Sphagnum – Beak-rush Peatland is rare in the state and rare plant species found in this community type may include yellow-eyed-grass (Xyris montana), horned bladderwort (Utricularia cornuta), mud sedge (Carex limosa), and bog-rosemary (Andromeda polifolia var. glaucophylla). This community also serves as a buffer for sediment and pollution runoff from adjacent developed lands by slowing the flow of surficial water causing sediment to settle within this wetland.
Alteration to the hydrological regime is a major threat to this community (e.g., impoundments, beaver dams) and can lead to habitat destruction and/or shifts in community function and dynamics. Clearing and development of adjacent land can lead to an accumulation of agricultural run-off and pollution, sedimentation, and insolation/thermal pollution. Invasive plant species such as cat-tails (Typha spp.) can dominate this community.
A natural buffer around the wetland should be maintained in order to minimize nutrient runoff, pollution, and sedimentation. The potential for soil erosion based on soil texture, condition of the adjacent vegetation (mature forests vs. clearcuts), and the topography of the surrounding area (i.e., degree of slope) should be considered when establishing buffers. The buffer size should be increased if soils are erodible, adjacent vegetation has been logged, and the topography is steep as such factors could contribute to increased sedimentation and nutrient pollution. Direct impacts and habitat alteration should be avoided (e.g., roads, trails, filling of wetlands) and low impact alternatives (e.g., elevated footpaths, boardwalks, bridges) should be utilized in situations where accessing the wetland can not be avoided. Care should also be taken to control and prevent the spread of invasive species within the wetland.
Variations may occur at ecoregional levels. There is a need to collect plot data to characterize variations and guide further classification of this community.
Sphagnum – Beak-rush Peatlands were probably more common but declined due to wetland draining/filling and sedimentation. Wetland protection has most likely stabilized the decline of these communities. Degraded occurrences of this community may exist as the Cottongrass Fen Community.
Glaciated NE and glaciated NW
Connecticut, Massachusetts, Maine, New Hampshire, New York, Pennsylvania, and Vermont.

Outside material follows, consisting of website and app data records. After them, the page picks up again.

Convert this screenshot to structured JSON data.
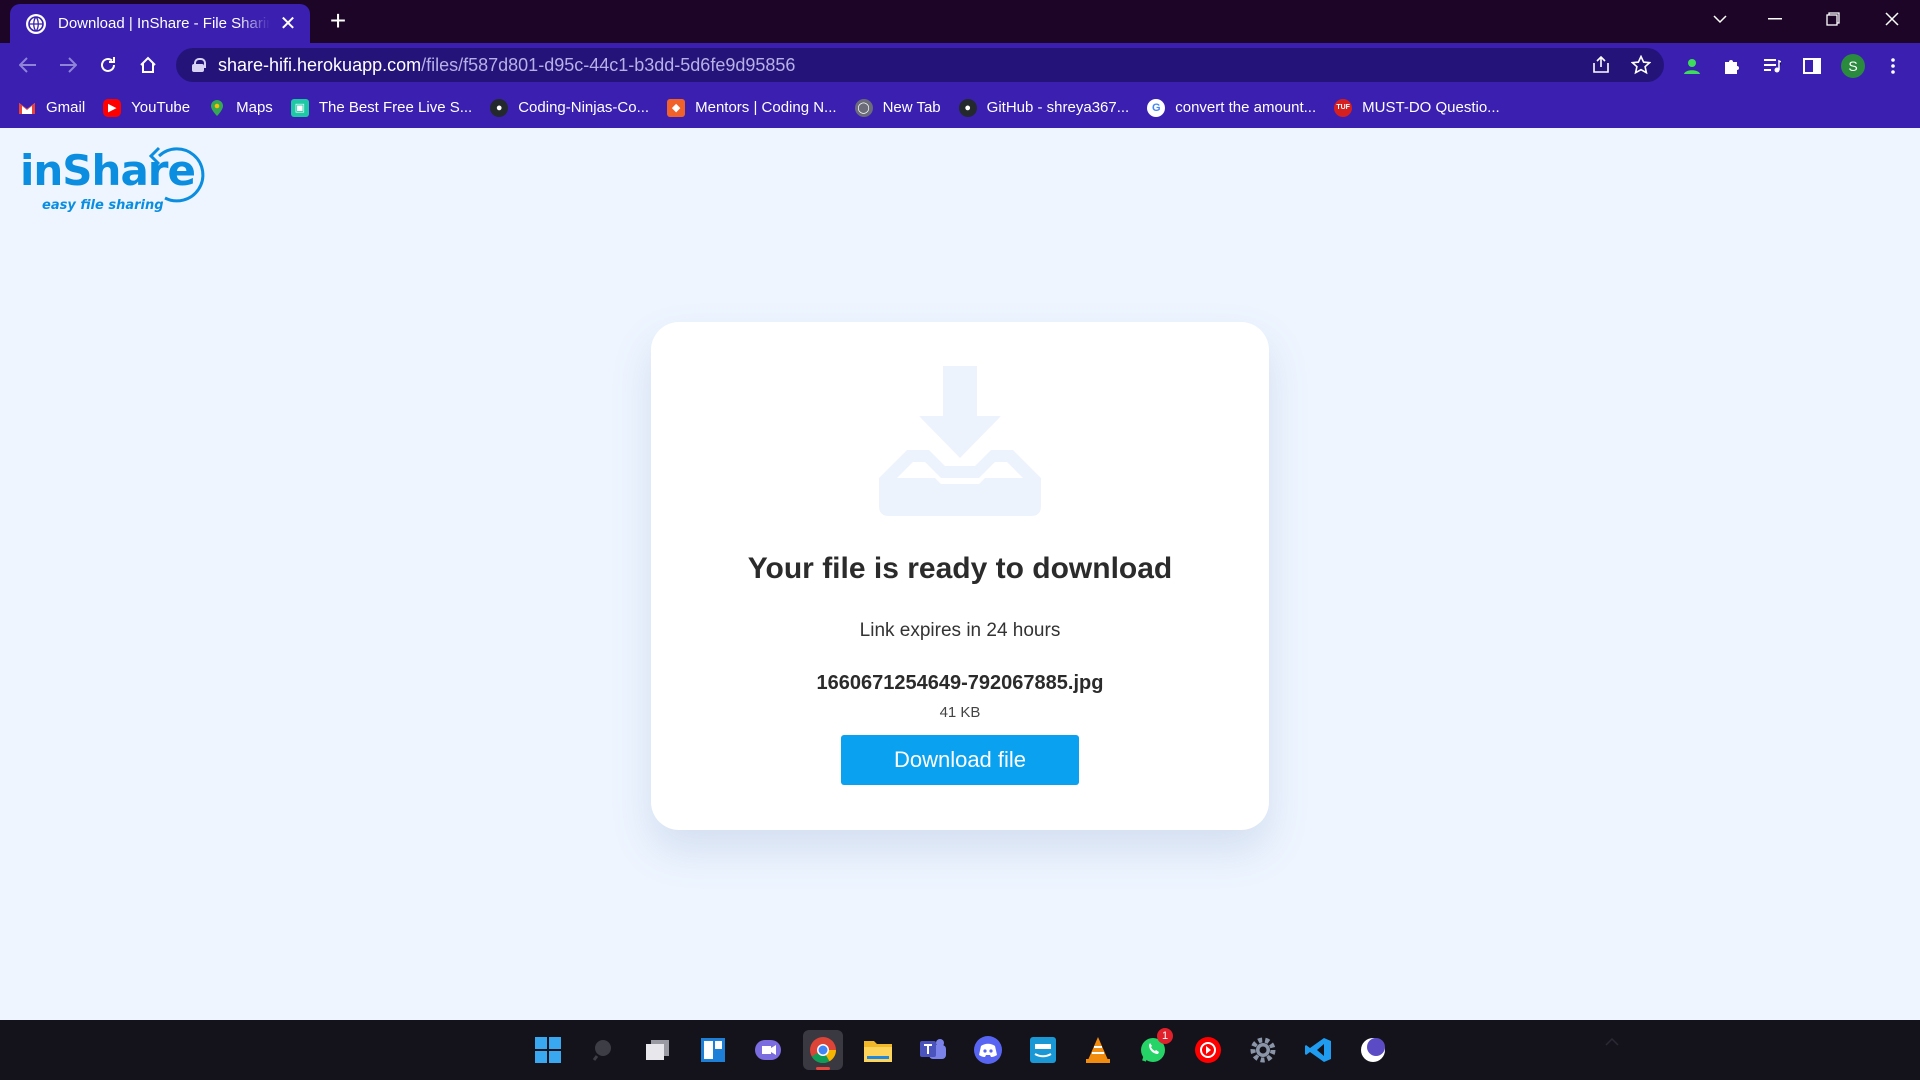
{
  "browser": {
    "tab_title": "Download | InShare - File Sharing",
    "tab_close": "✕",
    "new_tab": "+",
    "url_host": "share-hifi.herokuapp.com",
    "url_path": "/files/f587d801-d95c-44c1-b3dd-5d6fe9d95856",
    "profile_initial": "S",
    "bookmarks": [
      {
        "label": "Gmail",
        "icon": "gmail-icon",
        "color": "#ea4335"
      },
      {
        "label": "YouTube",
        "icon": "youtube-icon",
        "color": "#ff0000"
      },
      {
        "label": "Maps",
        "icon": "maps-icon",
        "color": "#34a853"
      },
      {
        "label": "The Best Free Live S...",
        "icon": "chat-icon",
        "color": "#1ec8a5"
      },
      {
        "label": "Coding-Ninjas-Co...",
        "icon": "github-icon",
        "color": "#24292e"
      },
      {
        "label": "Mentors | Coding N...",
        "icon": "coding-ninjas-icon",
        "color": "#f0622a"
      },
      {
        "label": "New Tab",
        "icon": "globe-icon",
        "color": "#6b6b7a"
      },
      {
        "label": "GitHub - shreya367...",
        "icon": "github-icon",
        "color": "#24292e"
      },
      {
        "label": "convert the amount...",
        "icon": "google-icon",
        "color": "#ffffff"
      },
      {
        "label": "MUST-DO Questio...",
        "icon": "tuf-icon",
        "color": "#d61f1f"
      }
    ]
  },
  "logo": {
    "name": "inShare",
    "tagline": "easy file sharing"
  },
  "card": {
    "title": "Your file is ready to download",
    "expiry": "Link expires in 24 hours",
    "file_name": "1660671254649-792067885.jpg",
    "file_size": "41 KB",
    "download_label": "Download file"
  },
  "colors": {
    "accent": "#0aa2f0",
    "chrome": "#3a1fb0",
    "page_bg": "#eef5ff"
  },
  "taskbar": {
    "whatsapp_badge": "1"
  }
}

Fike, J. 1999. Terrestrial and palustrine plant communities of Pennsylvania. Pennsylvania Natural Diversity Inventory. Pennsylvania Department of Conservation and Recreation. Bureau of Forestry. Harrisburg, PA.

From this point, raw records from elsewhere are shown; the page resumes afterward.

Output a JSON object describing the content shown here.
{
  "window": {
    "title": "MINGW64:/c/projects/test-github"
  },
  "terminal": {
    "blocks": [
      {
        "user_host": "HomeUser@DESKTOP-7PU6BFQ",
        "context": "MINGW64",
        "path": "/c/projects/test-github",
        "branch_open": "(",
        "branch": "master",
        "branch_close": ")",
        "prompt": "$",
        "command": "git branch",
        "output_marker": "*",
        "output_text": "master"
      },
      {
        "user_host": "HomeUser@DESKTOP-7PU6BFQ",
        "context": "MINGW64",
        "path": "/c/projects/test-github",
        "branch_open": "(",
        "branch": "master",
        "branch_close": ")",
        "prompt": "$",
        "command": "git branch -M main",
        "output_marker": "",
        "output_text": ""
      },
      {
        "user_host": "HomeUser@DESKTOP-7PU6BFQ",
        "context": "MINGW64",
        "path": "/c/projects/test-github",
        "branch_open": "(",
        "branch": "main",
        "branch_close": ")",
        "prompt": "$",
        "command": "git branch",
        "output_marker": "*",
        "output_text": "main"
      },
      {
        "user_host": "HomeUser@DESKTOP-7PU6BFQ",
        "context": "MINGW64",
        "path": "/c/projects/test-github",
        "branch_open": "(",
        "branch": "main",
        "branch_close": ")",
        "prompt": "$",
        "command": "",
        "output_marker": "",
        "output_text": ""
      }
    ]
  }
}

NatureServe 2010. NatureServe Explorer: An online encyclopedia of life Version 7.1. NatureServe, Arlington, VA. Available http://www.natureserv.org/explorer (accessed: 23 November 2011).
Pennsylvania Department of Conservation and Natural Resources (DCNR). 1999. Inventory Manual of Procedure. For the Fourth State Forest Management Plan. Pennsylvania Bureau of Forestry, Division of Forest Advisory Service. Harrisburg, PA. 51 ppg.
Rhoads, Ann F. and Timothy A. Block. 2002. Survey of Natural Areas of Hickory Run State Park. Report submitted to DCNR, Bureau of State Parks.
Rhoads, Ann F. and Timothy A. Block. 2006. Vegetation Inventory of Gouldsboro State Park. Report submitted to DCNR, Bureau of State Parks.
Stone, B., D. Gustafson, and B. Jones. 2006 (revised). Manual of Procedure for State Game Land Cover Typing. Commonwealth of Pennsylvania Game Commission, Bureau of Wildlife Habitat Management, Forest Inventory and Analysis Section, Forestry Division. Harrisburg, PA. 79 ppg.
Davis T. 2022. Pennsylvania Natural Heritage Program. Sphagnum – Beak-rush Peatland Factsheet. Available from: https://naturalheritage.state.pa.us/Community.aspx?=16012 Date Accessed: November 26, 2022